This idea of restoration can go two ways. Ideally, the boy will be returned to family, whether under immediate parents, or possibly under aunts and uncles, grandparents, etc. Unfortunately, not all families are viable options. Sometimes the boy doesn’t even have a family. Sometimes it’s not safe. Sometimes the family wants to care for the child, but there’s an issue in the home with alcohol… and so on. That would bring the process to the second option, and that is, foster care. A rehabilitated boy could be moved to a family unit that is safe, checked out, and most importantly, loving. The hope and desire for this project is that local, Kenyan families would take the children in and love them as their own.

But there’s the tricky part.

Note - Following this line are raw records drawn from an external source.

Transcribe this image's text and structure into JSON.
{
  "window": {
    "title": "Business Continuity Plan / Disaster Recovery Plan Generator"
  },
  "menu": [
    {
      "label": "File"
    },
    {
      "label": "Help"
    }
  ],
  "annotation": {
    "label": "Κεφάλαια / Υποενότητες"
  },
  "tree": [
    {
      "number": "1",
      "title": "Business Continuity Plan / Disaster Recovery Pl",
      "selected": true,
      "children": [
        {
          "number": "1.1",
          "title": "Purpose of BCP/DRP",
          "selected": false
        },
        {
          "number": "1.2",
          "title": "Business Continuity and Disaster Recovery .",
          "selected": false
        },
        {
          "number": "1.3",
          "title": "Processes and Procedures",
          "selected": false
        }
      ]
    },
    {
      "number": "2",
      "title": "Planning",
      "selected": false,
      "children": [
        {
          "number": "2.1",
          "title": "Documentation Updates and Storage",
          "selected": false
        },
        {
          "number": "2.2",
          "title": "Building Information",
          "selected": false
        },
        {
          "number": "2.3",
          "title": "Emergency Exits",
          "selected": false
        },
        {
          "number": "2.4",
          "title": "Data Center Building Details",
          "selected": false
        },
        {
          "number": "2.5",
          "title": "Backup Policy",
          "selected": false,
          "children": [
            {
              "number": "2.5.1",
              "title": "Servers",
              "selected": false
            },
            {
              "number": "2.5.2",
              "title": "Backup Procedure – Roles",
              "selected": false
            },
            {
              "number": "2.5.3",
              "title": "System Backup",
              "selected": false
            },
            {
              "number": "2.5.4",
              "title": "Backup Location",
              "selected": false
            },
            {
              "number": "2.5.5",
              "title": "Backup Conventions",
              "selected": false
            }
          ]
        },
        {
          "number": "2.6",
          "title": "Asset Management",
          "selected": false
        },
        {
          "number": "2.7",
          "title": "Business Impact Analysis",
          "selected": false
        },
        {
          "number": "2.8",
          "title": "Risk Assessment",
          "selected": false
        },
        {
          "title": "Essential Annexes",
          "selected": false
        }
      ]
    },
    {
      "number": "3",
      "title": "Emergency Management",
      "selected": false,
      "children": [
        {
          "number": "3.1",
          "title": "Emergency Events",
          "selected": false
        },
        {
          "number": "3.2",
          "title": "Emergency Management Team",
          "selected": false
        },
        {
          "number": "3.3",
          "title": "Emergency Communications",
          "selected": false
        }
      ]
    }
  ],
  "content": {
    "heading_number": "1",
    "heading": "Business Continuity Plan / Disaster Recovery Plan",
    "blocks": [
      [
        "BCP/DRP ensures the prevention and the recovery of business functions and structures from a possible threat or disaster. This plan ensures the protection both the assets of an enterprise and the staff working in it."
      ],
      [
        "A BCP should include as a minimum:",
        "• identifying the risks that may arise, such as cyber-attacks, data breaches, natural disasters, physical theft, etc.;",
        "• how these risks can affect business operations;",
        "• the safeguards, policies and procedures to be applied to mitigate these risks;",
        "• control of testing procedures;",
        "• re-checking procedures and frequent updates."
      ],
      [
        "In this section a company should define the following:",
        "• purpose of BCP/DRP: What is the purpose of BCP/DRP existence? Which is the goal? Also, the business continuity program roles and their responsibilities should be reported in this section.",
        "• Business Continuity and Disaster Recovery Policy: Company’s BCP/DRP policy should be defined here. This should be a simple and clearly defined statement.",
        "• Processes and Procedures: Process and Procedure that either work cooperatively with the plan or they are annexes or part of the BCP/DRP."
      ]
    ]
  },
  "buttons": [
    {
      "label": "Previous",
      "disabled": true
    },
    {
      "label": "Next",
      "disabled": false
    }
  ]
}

The notion of foster care is understood in the United States of America, but is it a recognized and practiced concept in Kenya? Should it be treated instead as foster care on paper, but with the spirit of adoption? What sort of awareness in the community, and in the church, needs to take place so that viable families are even made familiar with the boys, and their history? There’s a lot to explore, and the representatives from ALCC intend to do just that.

tHE bOYS ARE tHRIVING

Pictures of health and happiness, the boys in Reach International Children’s Center are well fed, educated, and in great shape. They participate in dance class, soccer lessons, art, music education, Bible study, and more. There are becoming quite good at riding bicycles (a Christmas gift from ALCC). Their days are structured, but not without a good balance of fun. When appropriate, the boys are taken off-site and get a chance to play, swim, enjoy a nice treat, and more. They are well-behaved, and continue to receive counseling from professionals, in the home. It’s very clear that several of these lads are fully rehabilitated and ready for the next chapter in their lives.

tHE pROPERTY nEEDS hELP

As with any piece of land, or any building, there is the topic of maintenance. Things break, and they need to be fixed. Sometimes, they need to be replaced altogether. Sometimes, something new needs to be purchased. The boys are doing great, but aspects of the property in Kenya are cause for concern.

For one, the driveway is in very rough shape. It’s a bit of a stretch from the main road to the property itself, and that stretch... is quite difficult to navigate. A vehicle traveling that driveway is subject to highly unpleasant bumps and dips, and really can’t proceed much faster than a crawl. After a rain, it’s even worse. There is a significant need for funding to help repair and rebuild the path to the home.

Secondly, the roof needs work. It doesn’t do well with water, and yes, it rains in Kenya, especially at this time of year. The wear and tear is starting to get noticeable, and if it isn’t addressed soon, the damage will only get worse.

Thirdly, there is no incinerator on the property. Now for Americans, the idea of an incinerator is not a common one. After all, they have a municipal garbage service, and trash is taken away weekly. Such is not the case in Bungoma. Trash, quite frequently, needs to be burned. Without an incinerator, there is no choice but to simply make a pit, and regularly burn the materials from there. But a pit is far from ideal. The smoke can spread, filling the air around the home. And there is the risk of someone falling in. Boys run, they play, the jostle around, and if one of them were to slip and fall into the burn pit... that would be terrible.

If you would like to help support the RICC vision and lend a hand towards the needs of the property, we would greatly appreciate it. Click here to donate, and we thank you in advance!

Yes, indeed there is much to discuss. Pray for all involved that the visit is a successful one!